=== DATA UNDER STUDY ===

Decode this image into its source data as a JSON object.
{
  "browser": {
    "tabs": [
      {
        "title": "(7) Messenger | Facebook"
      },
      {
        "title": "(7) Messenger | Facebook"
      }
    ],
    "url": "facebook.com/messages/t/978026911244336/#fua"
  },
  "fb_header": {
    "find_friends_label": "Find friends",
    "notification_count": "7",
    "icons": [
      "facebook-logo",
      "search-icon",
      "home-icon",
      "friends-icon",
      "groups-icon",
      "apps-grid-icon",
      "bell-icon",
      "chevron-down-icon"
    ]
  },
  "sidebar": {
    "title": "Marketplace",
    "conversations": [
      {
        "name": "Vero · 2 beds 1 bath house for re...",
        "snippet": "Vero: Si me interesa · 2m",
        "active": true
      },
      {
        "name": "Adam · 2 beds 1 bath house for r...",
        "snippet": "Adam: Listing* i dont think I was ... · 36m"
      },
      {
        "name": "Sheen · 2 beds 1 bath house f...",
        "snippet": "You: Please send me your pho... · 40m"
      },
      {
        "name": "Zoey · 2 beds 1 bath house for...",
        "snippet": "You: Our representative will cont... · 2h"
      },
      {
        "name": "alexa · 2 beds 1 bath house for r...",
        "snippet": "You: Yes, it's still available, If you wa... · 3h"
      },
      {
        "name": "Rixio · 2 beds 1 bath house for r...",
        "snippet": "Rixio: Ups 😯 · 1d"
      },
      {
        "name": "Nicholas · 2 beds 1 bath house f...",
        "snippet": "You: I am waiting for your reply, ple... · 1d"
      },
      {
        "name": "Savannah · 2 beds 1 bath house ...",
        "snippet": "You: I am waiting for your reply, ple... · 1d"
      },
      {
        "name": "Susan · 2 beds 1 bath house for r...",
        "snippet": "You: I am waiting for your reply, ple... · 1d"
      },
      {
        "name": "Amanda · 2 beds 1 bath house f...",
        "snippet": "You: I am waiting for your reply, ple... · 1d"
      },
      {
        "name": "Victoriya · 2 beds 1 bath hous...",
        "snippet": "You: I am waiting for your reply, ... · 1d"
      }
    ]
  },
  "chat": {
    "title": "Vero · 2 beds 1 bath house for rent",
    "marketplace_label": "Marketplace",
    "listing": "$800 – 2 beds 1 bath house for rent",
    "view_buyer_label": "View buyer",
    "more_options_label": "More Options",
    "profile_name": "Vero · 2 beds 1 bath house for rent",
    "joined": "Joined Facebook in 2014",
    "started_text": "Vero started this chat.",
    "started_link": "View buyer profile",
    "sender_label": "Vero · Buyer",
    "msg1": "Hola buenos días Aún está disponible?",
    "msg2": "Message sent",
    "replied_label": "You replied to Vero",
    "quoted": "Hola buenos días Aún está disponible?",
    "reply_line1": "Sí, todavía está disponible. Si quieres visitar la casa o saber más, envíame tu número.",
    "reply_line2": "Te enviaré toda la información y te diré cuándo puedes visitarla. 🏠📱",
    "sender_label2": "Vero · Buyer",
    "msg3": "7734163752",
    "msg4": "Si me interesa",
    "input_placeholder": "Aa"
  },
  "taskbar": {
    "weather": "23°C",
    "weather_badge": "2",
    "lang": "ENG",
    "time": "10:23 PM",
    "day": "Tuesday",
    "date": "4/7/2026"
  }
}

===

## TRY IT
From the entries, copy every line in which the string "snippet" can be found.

## RESULT OF THE EXERCISE
        "snippet": "Vero: Si me interesa · 2m",
        "snippet": "Adam: Listing* i dont think I was ... · 36m"
        "snippet": "You: Please send me your pho... · 40m"
        "snippet": "You: Our representative will cont... · 2h"
        "snippet": "You: Yes, it's still available, If you wa... · 3h"
        "snippet": "Rixio: Ups 😯 · 1d"
        "snippet": "You: I am waiting for your reply, ple... · 1d"
        "snippet": "You: I am waiting for your reply, ple... · 1d"
        "snippet": "You: I am waiting for your reply, ple... · 1d"
        "snippet": "You: I am waiting for your reply, ple... · 1d"
        "snippet": "You: I am waiting for your reply, ... · 1d"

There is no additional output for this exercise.